“Women in nearly half the states in this country have faced political attacks on cancer screenings, birth control, and other basic care.”

Like all federal programs, Title X is barred from paying for abortions. But some state and local governments are cutting Title X funding to clinics that offer up women’s health-related services if they also perform abortions on site. The new federal rule would stop this, and ensure that the women’s health funding (including pregnancy counseling and maternal health programs) will not be held up in an abortion fight—and that women in all states have access to the care they need.

“Women in nearly half the states in this country have faced political attacks on cancer screenings, birth control, and other basic care,” Cecile Richards, president of Planned Parenthood Federation of America, said in a statement. “This rule makes it clear that politicians cannot ignore the law as they pursue their agenda to stop women from getting the care they need.” Praise.

planned parenthood
Photo: Lorie Shaull/Flickr

The consequences of defunding Planned Parenthood

Why is it so essential for women to protect the funding of Planned Parenthood? Well, here’s how not having access to the clinic can affect women’s health: Maternal mortality rates have doubled in Texas since the state began shutting down clinics in 2011.

The US already has the second highest maternal mortality ratio (deaths per 100,000 live births) among Organization for Economic Cooperation and Development nations—plus, we’re the only country whose ratio is getting worse. Not a good look.

“This rule makes it clear that politicians cannot ignore the law as they pursue their agenda to stop women from getting the care they need.”

The defunding in Texas also resulted in a 35 percent decline in usage of effective methods of birth control among low-income women, and a 27 percent increase in births among women who had previously relied upon programs like Planned Parenthood for contraceptive injections, according to a recent study by the New England Journal of Medicine.

A new threat: the Zika virus

Another reason clinics like Planned Parenthood are essential for women’s health? The recent emergence of the Zika virus.
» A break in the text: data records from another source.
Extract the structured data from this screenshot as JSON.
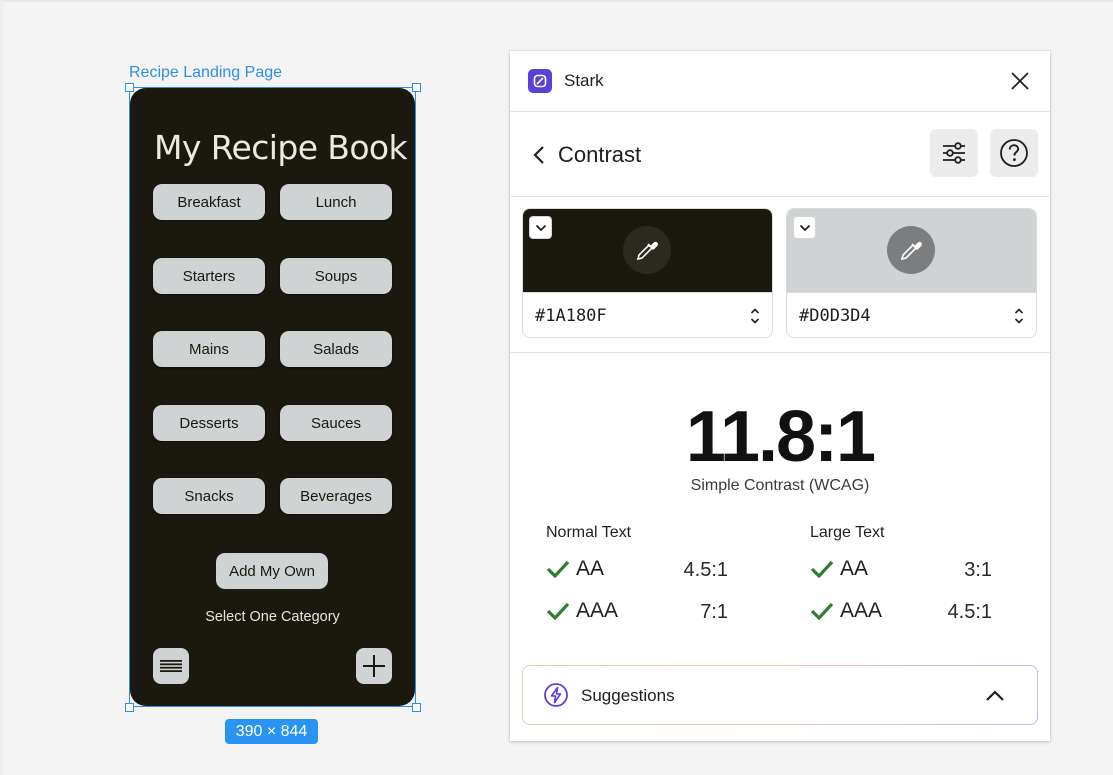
{
  "figma": {
    "frame_label": "Recipe Landing Page",
    "size_badge": "390 × 844"
  },
  "phone": {
    "title": "My Recipe Book",
    "categories": [
      "Breakfast",
      "Lunch",
      "Starters",
      "Soups",
      "Mains",
      "Salads",
      "Desserts",
      "Sauces",
      "Snacks",
      "Beverages"
    ],
    "add_button": "Add My Own",
    "helper_text": "Select One Category",
    "icons": {
      "left": "menu-icon",
      "right": "plus-icon"
    }
  },
  "stark": {
    "app_name": "Stark",
    "section_title": "Contrast",
    "foreground": {
      "hex": "#1A180F",
      "color": "#1a180f"
    },
    "background": {
      "hex": "#D0D3D4",
      "color": "#d0d3d4"
    },
    "ratio": "11.8:1",
    "ratio_label": "Simple Contrast (WCAG)",
    "normal_text": {
      "title": "Normal Text",
      "rows": [
        {
          "level": "AA",
          "requirement": "4.5:1",
          "pass": true
        },
        {
          "level": "AAA",
          "requirement": "7:1",
          "pass": true
        }
      ]
    },
    "large_text": {
      "title": "Large Text",
      "rows": [
        {
          "level": "AA",
          "requirement": "3:1",
          "pass": true
        },
        {
          "level": "AAA",
          "requirement": "4.5:1",
          "pass": true
        }
      ]
    },
    "suggestions_label": "Suggestions",
    "colors": {
      "brand": "#5b3fd9",
      "pass": "#2e7d32",
      "selection": "#2f8fe8"
    }
  }
}
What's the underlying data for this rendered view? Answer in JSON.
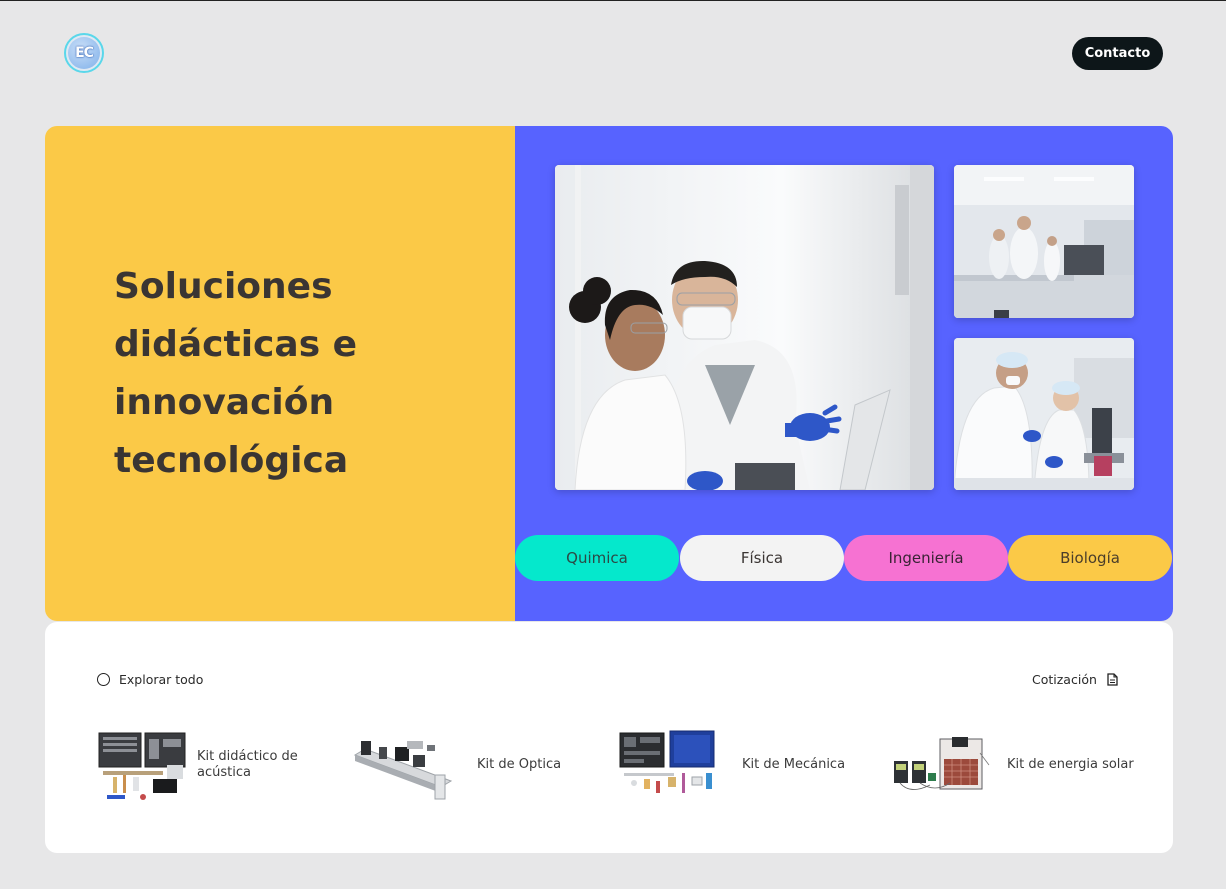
{
  "header": {
    "logo_text": "EC",
    "contact_label": "Contacto"
  },
  "hero": {
    "title_line1": "Soluciones",
    "title_line2_bold": "didácticas",
    "title_line2_rest": " e",
    "title_line3_bold": "innovación",
    "title_line4": "tecnológica",
    "colors": {
      "left_panel": "#fbc947",
      "right_panel": "#5763ff"
    },
    "categories": [
      {
        "label": "Quimica",
        "color": "#05e8cc"
      },
      {
        "label": "Física",
        "color": "#f3f3f3"
      },
      {
        "label": "Ingeniería",
        "color": "#f672d2"
      },
      {
        "label": "Biología",
        "color": "#fbc947"
      }
    ]
  },
  "catalog": {
    "explore_label": "Explorar todo",
    "quote_label": "Cotización",
    "explore_icon": "circle-icon",
    "quote_icon": "document-icon",
    "kits": [
      {
        "label": "Kit didáctico de acústica"
      },
      {
        "label": "Kit de Optica"
      },
      {
        "label": "Kit de Mecánica"
      },
      {
        "label": "Kit de energia solar"
      }
    ]
  }
}
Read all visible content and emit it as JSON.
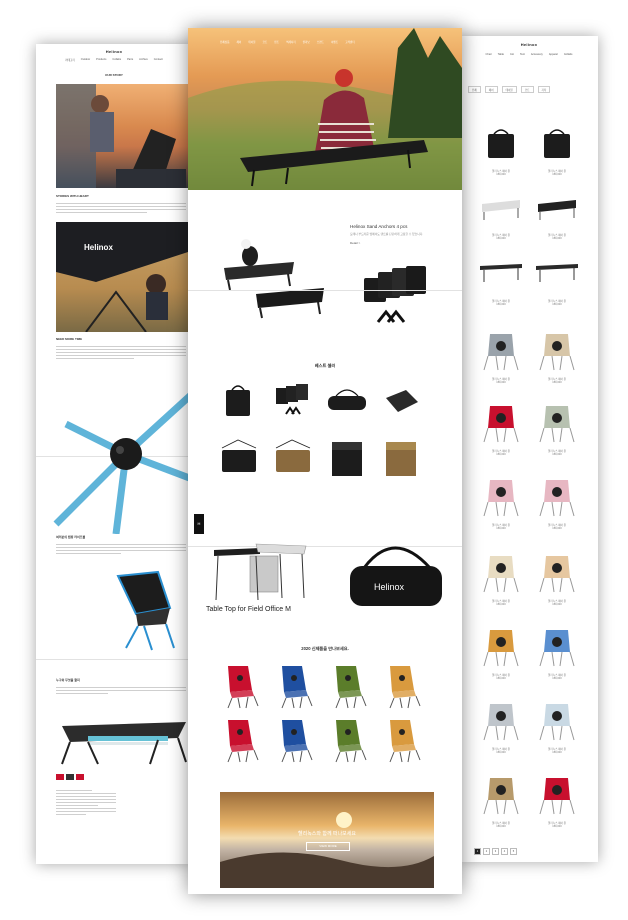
{
  "left_page": {
    "logo": "Helinox",
    "nav": [
      "카테고리",
      "Outdoor",
      "Products",
      "Collabs",
      "Parts",
      "Archive",
      "Contact"
    ],
    "section_title": "OUR STORY",
    "subheads": [
      "STORIES WITH HEART",
      "NEED MORE TIME",
      "여러분의 캠핑 라이프를",
      "누구와 무엇을 할지"
    ],
    "footer_brand": "Helinox"
  },
  "center_page": {
    "top_nav": [
      "전체상품",
      "체어",
      "테이블",
      "코트",
      "텐트",
      "액세서리",
      "콜라보",
      "브랜드",
      "이벤트",
      "고객센터"
    ],
    "promo_title": "Helinox Sand Anchors 4 pcs",
    "promo_desc": "모래나 부드러운 땅에서도 텐트를 단단하게 고정할 수 있습니다.",
    "promo_link": "Detail >",
    "best_title": "베스트 셀러",
    "feature_caption": "Table Top for Field Office M",
    "new_title": "2020 신제품을 만나보세요.",
    "banner_text": "헬리녹스와 함께 떠나보세요",
    "banner_button": "VIEW MORE",
    "side_badge": "H"
  },
  "right_page": {
    "logo": "Helinox",
    "nav": [
      "Chair",
      "Table",
      "Cot",
      "Tent",
      "Accessory",
      "Apparel",
      "Collabs"
    ],
    "filters": [
      "전체",
      "체어",
      "테이블",
      "코트",
      "기타"
    ],
    "product_label": "헬리녹스 체어 원",
    "price": "159,000",
    "pagination": [
      "1",
      "2",
      "3",
      "4",
      "5"
    ]
  },
  "colors": {
    "accent_red": "#c8102e",
    "chair_blue": "#1f4fa0",
    "chair_green": "#5b7d2a",
    "chair_orange": "#d99a3e",
    "chair_pink": "#e7b7c2"
  }
}
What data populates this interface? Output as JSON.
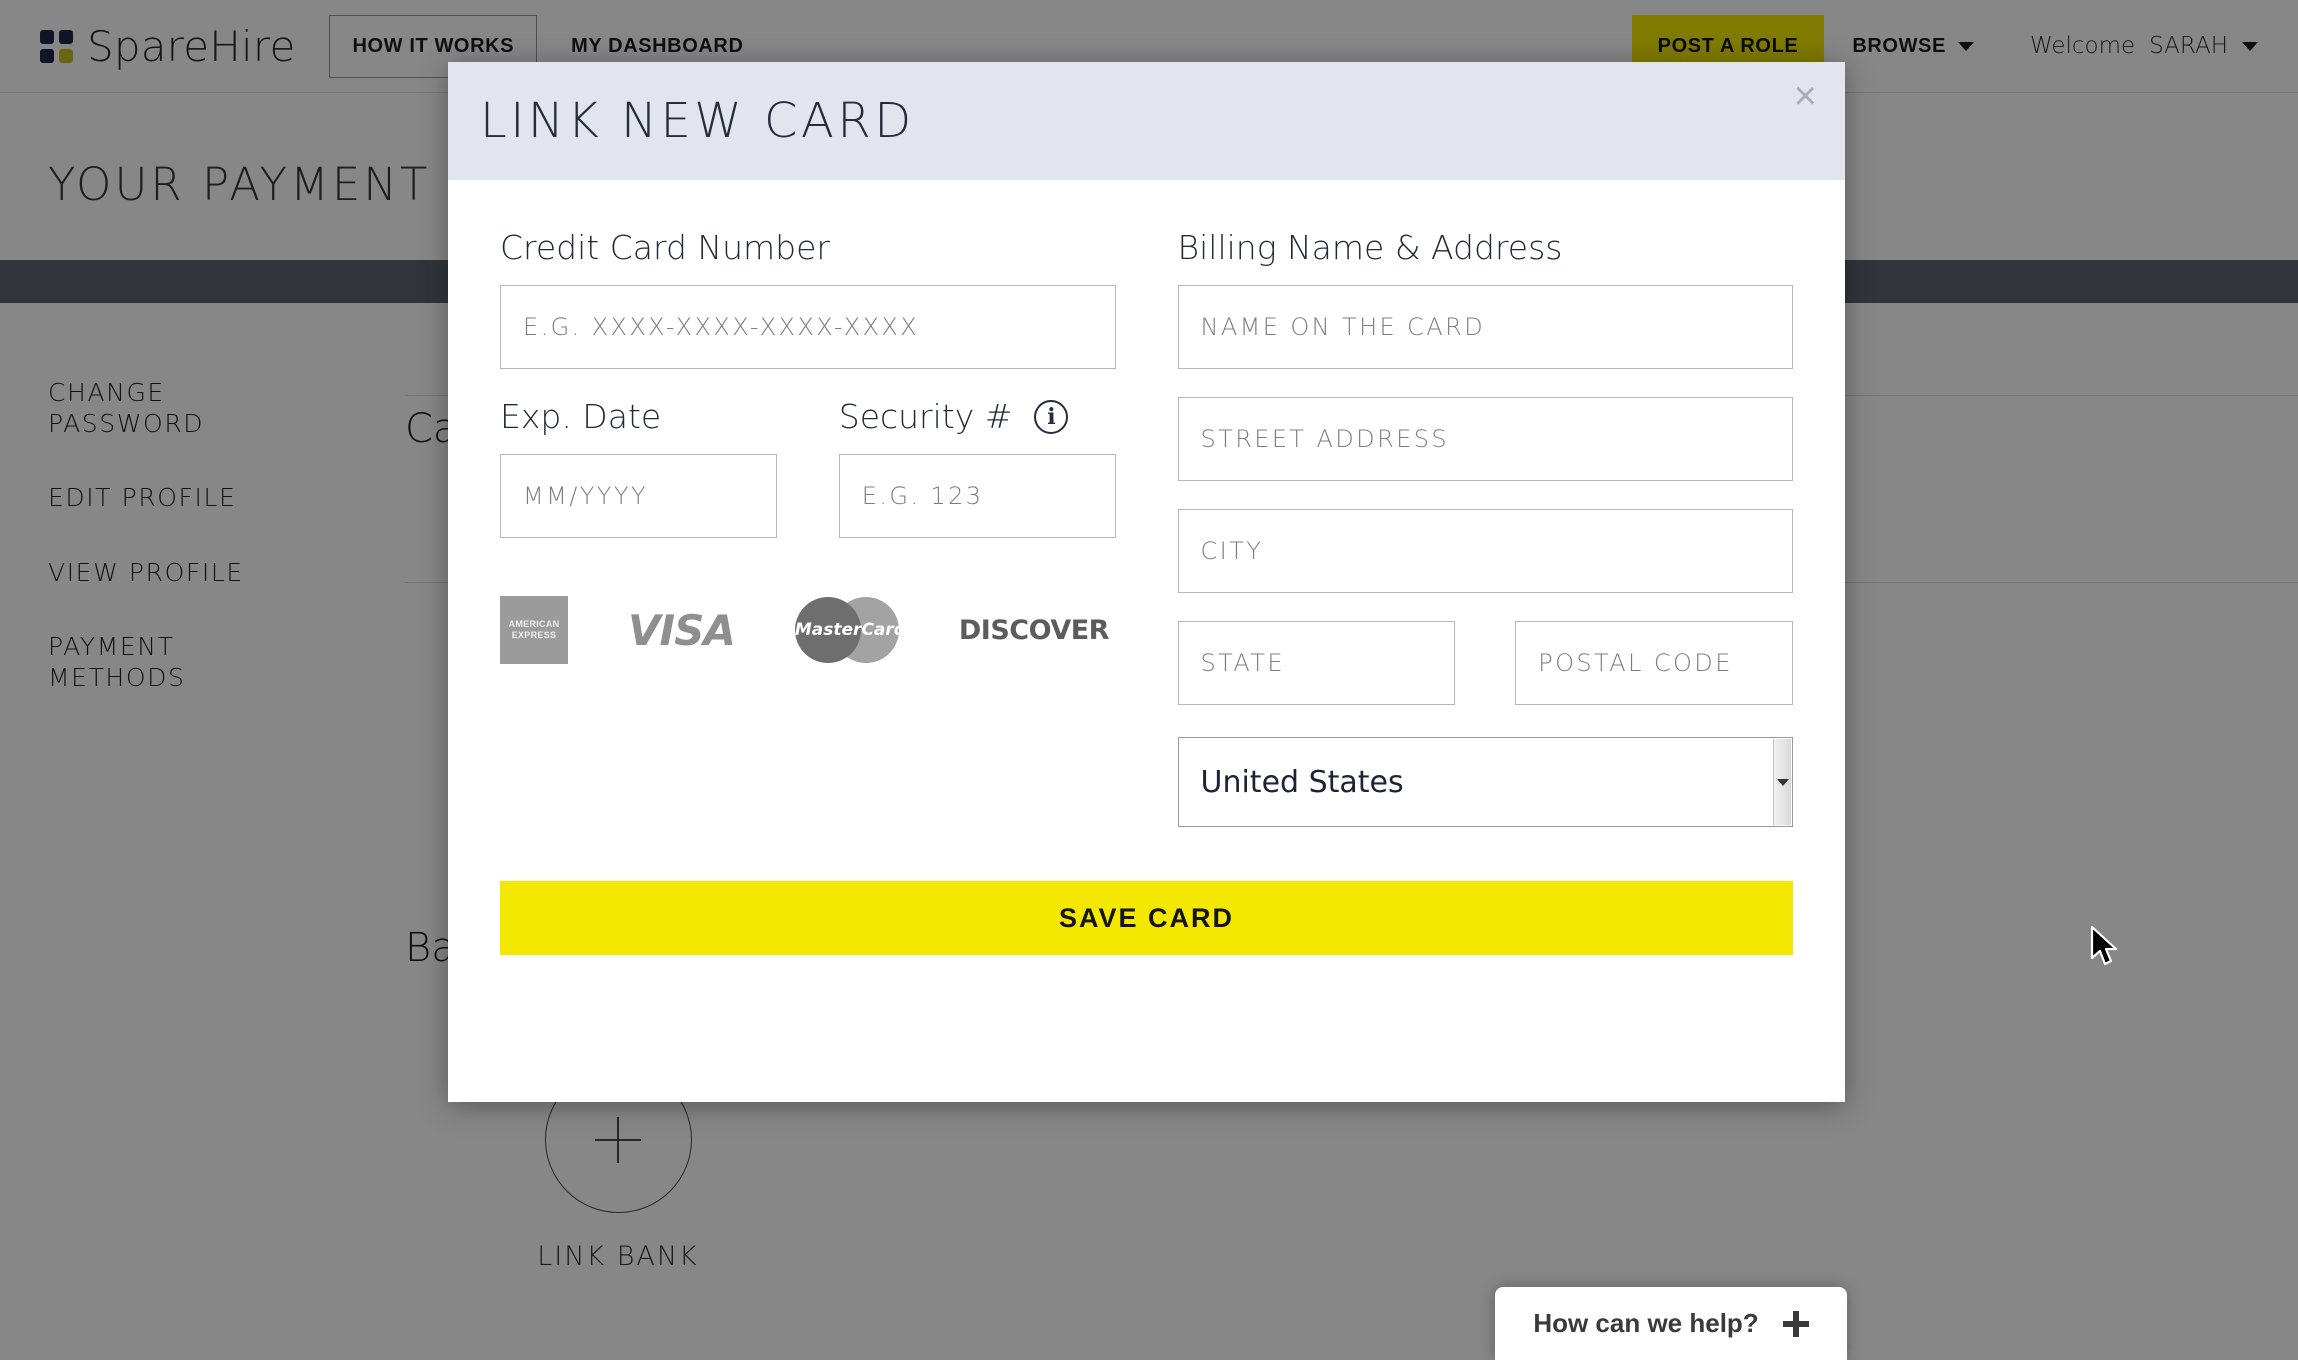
{
  "header": {
    "brand_name": "SpareHire",
    "logo_icon": "four-square-grid-icon",
    "nav": [
      {
        "label": "HOW IT WORKS",
        "style": "outline"
      },
      {
        "label": "MY DASHBOARD",
        "style": "plain"
      }
    ],
    "post_role_label": "POST A ROLE",
    "browse_label": "BROWSE",
    "welcome_prefix": "Welcome",
    "user_name": "SARAH",
    "accent_yellow": "#f2e800",
    "logo_navy": "#1f2b46",
    "logo_accent": "#c8bf20"
  },
  "page": {
    "title": "YOUR PAYMENT",
    "band_color": "#5d6370",
    "sidebar": [
      {
        "label": "CHANGE\nPASSWORD"
      },
      {
        "label": "EDIT PROFILE"
      },
      {
        "label": "VIEW PROFILE"
      },
      {
        "label": "PAYMENT\nMETHODS"
      }
    ],
    "cards_heading": "Ca",
    "banks_heading": "Ba",
    "link_bank": {
      "label": "LINK BANK",
      "icon": "plus-circle-icon"
    }
  },
  "help_widget": {
    "text": "How can we help?",
    "icon": "plus-icon"
  },
  "modal": {
    "title": "LINK NEW CARD",
    "close_label": "×",
    "header_bg": "#e2e5ee",
    "left": {
      "card_number_label": "Credit Card Number",
      "card_number_placeholder": "E.G. XXXX-XXXX-XXXX-XXXX",
      "exp_label": "Exp. Date",
      "exp_placeholder": "MM/YYYY",
      "security_label": "Security #",
      "security_placeholder": "E.G. 123",
      "security_info_icon": "info-circle-icon",
      "card_brands": [
        {
          "name": "american-express",
          "line1": "AMERICAN",
          "line2": "EXPRESS"
        },
        {
          "name": "visa",
          "text": "VISA"
        },
        {
          "name": "mastercard",
          "text": "MasterCard"
        },
        {
          "name": "discover",
          "text": "DISCOVER"
        }
      ]
    },
    "right": {
      "billing_label": "Billing Name & Address",
      "name_placeholder": "NAME ON THE CARD",
      "street_placeholder": "STREET ADDRESS",
      "city_placeholder": "CITY",
      "state_placeholder": "STATE",
      "postal_placeholder": "POSTAL CODE",
      "country_value": "United States",
      "country_arrow_icon": "chevron-down-icon"
    },
    "save_label": "SAVE CARD",
    "save_color": "#f5e800"
  }
}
“Right now, one of the best defenses against the birth defects associated with the Zika virus is preventing pregnancy in the first place—access to contraception is crucial,” says Thomas Gellhaus, MD, and president of the American Congress of Obstetricians and Gynecologists. “Title X clinics across the United States and territories play a fundamental role of providing family planning services and counseling to women at risk of exposure.”

How to take action

Until October 7, you can post a formal comment on the Federal Register so that your opinion can be considered before the Department of Health and Human Services makes a decision. To submit, click here and be heard. (Your voice matters!)

The department has a few key tips for making an effective comment (in case this isn’t something you do on a regular basis): Be concise but support your claims, base your reasoning on evidence, and address opposing views. You can read more advice here.

By doing so, you’ll be helping to get millions of Americans the health care they need—so that the state of women’s wellness does not take any more steps backward.

#OurVoteCounts—it’s imperative that our voice be heard during this election. Register to vote at this link if you’re not already. Feeling anxious because of this insane campaign year? Try this outdoor meditation for some major de-stressing